▶ _Work order_:
Filter the entries down to the lines containing "time", and copy those lines.

▶ _Excerpted data_:
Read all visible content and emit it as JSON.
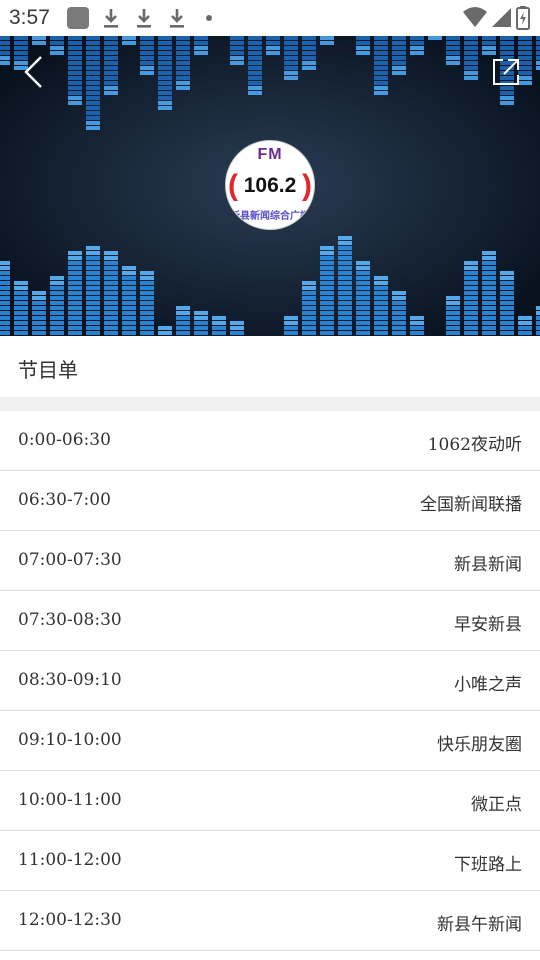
{
  "status_bar": {
    "time": "3:57",
    "icons": [
      "app-notification-icon",
      "download-icon",
      "download-icon",
      "download-icon",
      "more-notifications-dot-icon",
      "wifi-icon",
      "cell-signal-icon",
      "battery-charging-icon"
    ]
  },
  "header": {
    "back_icon": "chevron-left-icon",
    "share_icon": "share-icon"
  },
  "logo": {
    "fm_text": "FM",
    "frequency": "106.2",
    "subtitle": "新县新闻综合广播"
  },
  "section": {
    "title": "节目单"
  },
  "schedule": [
    {
      "time": "0:00-06:30",
      "program": "1062夜动听"
    },
    {
      "time": "06:30-7:00",
      "program": "全国新闻联播"
    },
    {
      "time": "07:00-07:30",
      "program": "新县新闻"
    },
    {
      "time": "07:30-08:30",
      "program": "早安新县"
    },
    {
      "time": "08:30-09:10",
      "program": "小唯之声"
    },
    {
      "time": "09:10-10:00",
      "program": "快乐朋友圈"
    },
    {
      "time": "10:00-11:00",
      "program": "微正点"
    },
    {
      "time": "11:00-12:00",
      "program": "下班路上"
    },
    {
      "time": "12:00-12:30",
      "program": "新县午新闻"
    }
  ],
  "colors": {
    "hero_background": "#0b1626",
    "equalizer_blue": "#2b8fe6",
    "logo_red": "#e3262a",
    "divider": "#dcdce0"
  }
}
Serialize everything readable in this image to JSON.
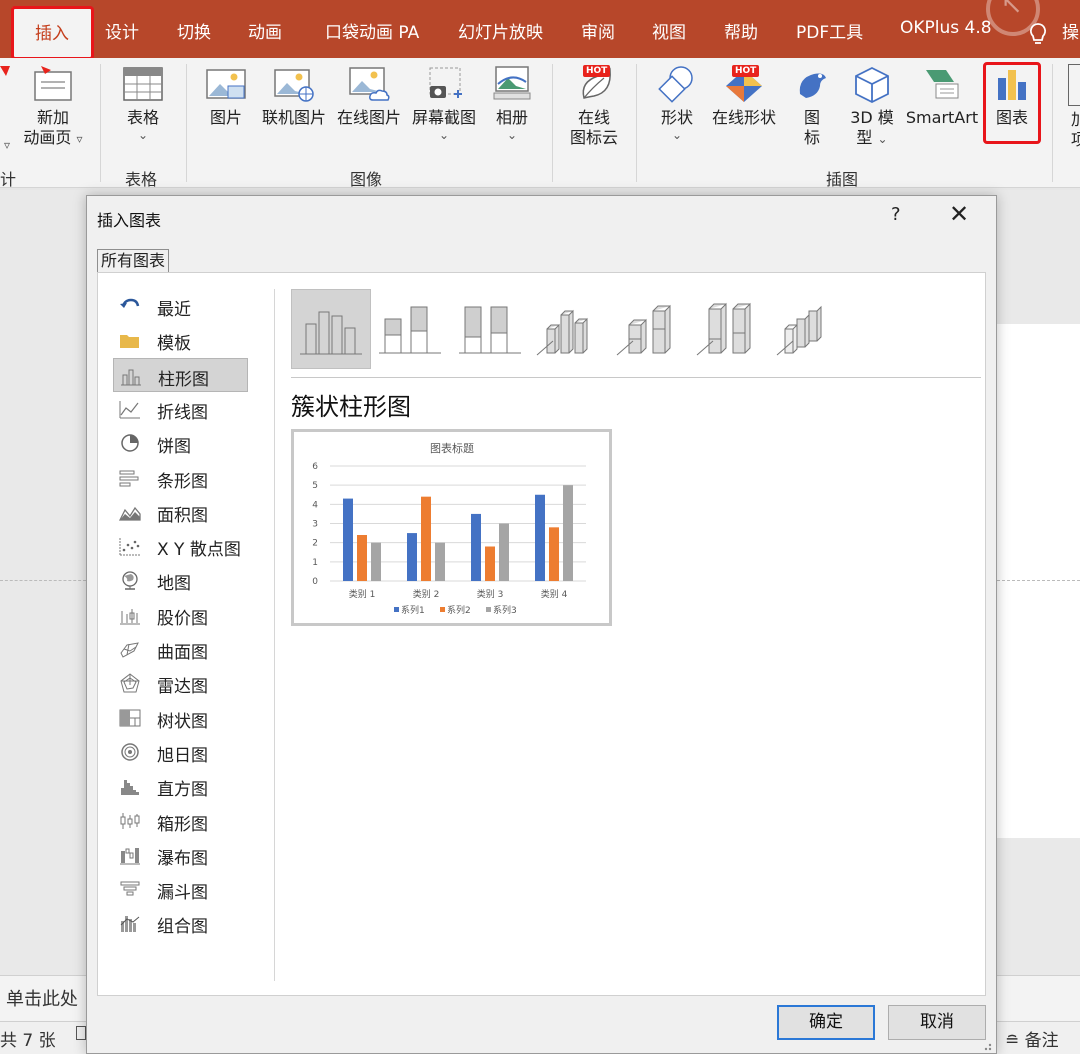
{
  "tabs": [
    {
      "id": "insert",
      "label": "插入"
    },
    {
      "id": "design",
      "label": "设计"
    },
    {
      "id": "transitions",
      "label": "切换"
    },
    {
      "id": "animations",
      "label": "动画"
    },
    {
      "id": "pocket-animation",
      "label": "口袋动画 PA"
    },
    {
      "id": "slideshow",
      "label": "幻灯片放映"
    },
    {
      "id": "review",
      "label": "审阅"
    },
    {
      "id": "view",
      "label": "视图"
    },
    {
      "id": "help",
      "label": "帮助"
    },
    {
      "id": "pdf-tools",
      "label": "PDF工具"
    },
    {
      "id": "okplus",
      "label": "OKPlus 4.8"
    },
    {
      "id": "cut",
      "label": "操"
    }
  ],
  "ribbon": {
    "new_anim_page": {
      "line1": "新加",
      "line2": "动画页",
      "arrow_left": "▿",
      "arrow_right": "▿"
    },
    "table": {
      "label": "表格",
      "caret": "⌄",
      "group": "表格"
    },
    "image_group": {
      "picture": "图片",
      "online_picture_1": "联机图片",
      "online_picture_2": "在线图片",
      "screenshot": "屏幕截图",
      "album": "相册",
      "caret": "⌄",
      "group": "图像"
    },
    "icon_cloud": {
      "line1": "在线",
      "line2": "图标云",
      "hot": "HOT"
    },
    "illus_group": {
      "shapes": "形状",
      "online_shapes": "在线形状",
      "icons_line1": "图",
      "icons_line2": "标",
      "model3d_line1": "3D 模",
      "model3d_line2": "型",
      "smartart": "SmartArt",
      "chart": "图表",
      "caret": "⌄",
      "hot": "HOT",
      "group": "插图"
    },
    "left_partial_group": "计",
    "right_partial": "加\n项"
  },
  "dialog": {
    "title": "插入图表",
    "help": "?",
    "close": "✕",
    "tab": "所有图表",
    "categories": [
      {
        "label": "最近",
        "icon": "recent-icon"
      },
      {
        "label": "模板",
        "icon": "folder-icon"
      },
      {
        "label": "柱形图",
        "icon": "column-chart-icon"
      },
      {
        "label": "折线图",
        "icon": "line-chart-icon"
      },
      {
        "label": "饼图",
        "icon": "pie-chart-icon"
      },
      {
        "label": "条形图",
        "icon": "bar-chart-icon"
      },
      {
        "label": "面积图",
        "icon": "area-chart-icon"
      },
      {
        "label": "X Y 散点图",
        "icon": "scatter-chart-icon"
      },
      {
        "label": "地图",
        "icon": "globe-icon"
      },
      {
        "label": "股价图",
        "icon": "stock-chart-icon"
      },
      {
        "label": "曲面图",
        "icon": "surface-chart-icon"
      },
      {
        "label": "雷达图",
        "icon": "radar-chart-icon"
      },
      {
        "label": "树状图",
        "icon": "treemap-icon"
      },
      {
        "label": "旭日图",
        "icon": "sunburst-icon"
      },
      {
        "label": "直方图",
        "icon": "histogram-icon"
      },
      {
        "label": "箱形图",
        "icon": "boxplot-icon"
      },
      {
        "label": "瀑布图",
        "icon": "waterfall-icon"
      },
      {
        "label": "漏斗图",
        "icon": "funnel-icon"
      },
      {
        "label": "组合图",
        "icon": "combo-chart-icon"
      }
    ],
    "selected_category": "柱形图",
    "subtypes_count": 7,
    "selected_subtype_title": "簇状柱形图",
    "ok": "确定",
    "cancel": "取消"
  },
  "preview_chart": {
    "chart_data": {
      "type": "bar",
      "title": "图表标题",
      "categories": [
        "类别 1",
        "类别 2",
        "类别 3",
        "类别 4"
      ],
      "series": [
        {
          "name": "系列1",
          "values": [
            4.3,
            2.5,
            3.5,
            4.5
          ],
          "color": "#4472c4"
        },
        {
          "name": "系列2",
          "values": [
            2.4,
            4.4,
            1.8,
            2.8
          ],
          "color": "#ed7d31"
        },
        {
          "name": "系列3",
          "values": [
            2.0,
            2.0,
            3.0,
            5.0
          ],
          "color": "#a5a5a5"
        }
      ],
      "ylim": [
        0,
        6
      ],
      "yticks": [
        "0",
        "1",
        "2",
        "3",
        "4",
        "5",
        "6"
      ],
      "grid": true,
      "legend": "bottom"
    }
  },
  "slide_pane": {
    "notes_placeholder": "单击此处",
    "slide_count": "共 7 张",
    "notes_button": "备注"
  },
  "colors": {
    "accent": "#b7472a",
    "highlight": "#e8151a",
    "selection": "#d4d4d4"
  }
}
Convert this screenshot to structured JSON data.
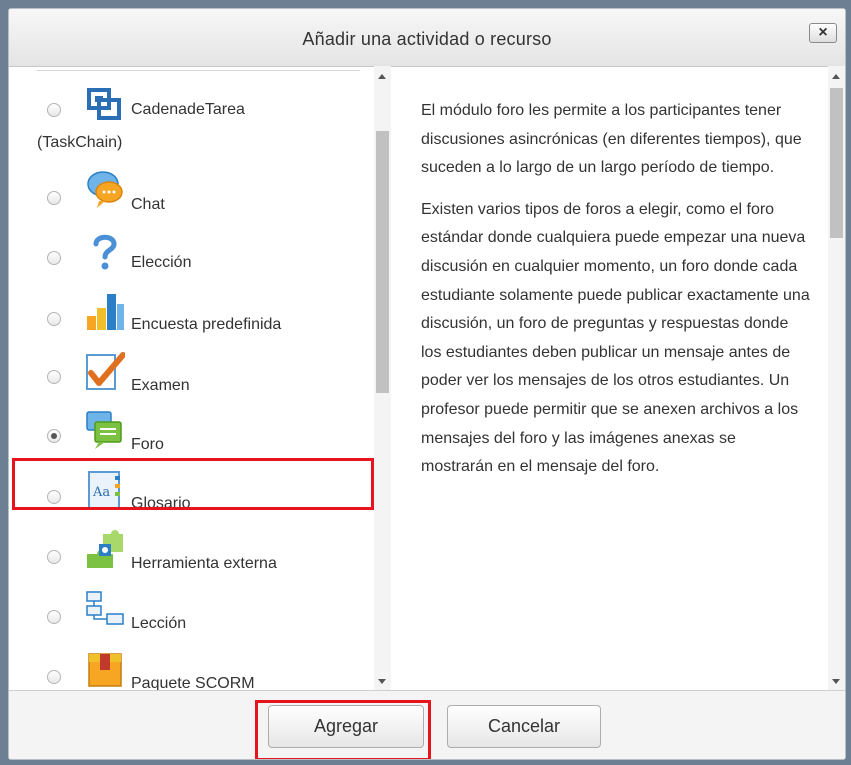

▶ _Expected answer_:
    "time": "3:57",
      "time": "0:00-06:30",
      "time": "06:30-7:00",
      "time": "07:00-07:30",
      "time": "07:30-08:30",
      "time": "08:30-09:10",
      "time": "09:10-10:00",
      "time": "10:00-11:00",
      "time": "11:00-12:00",
      "time": "12:00-12:30",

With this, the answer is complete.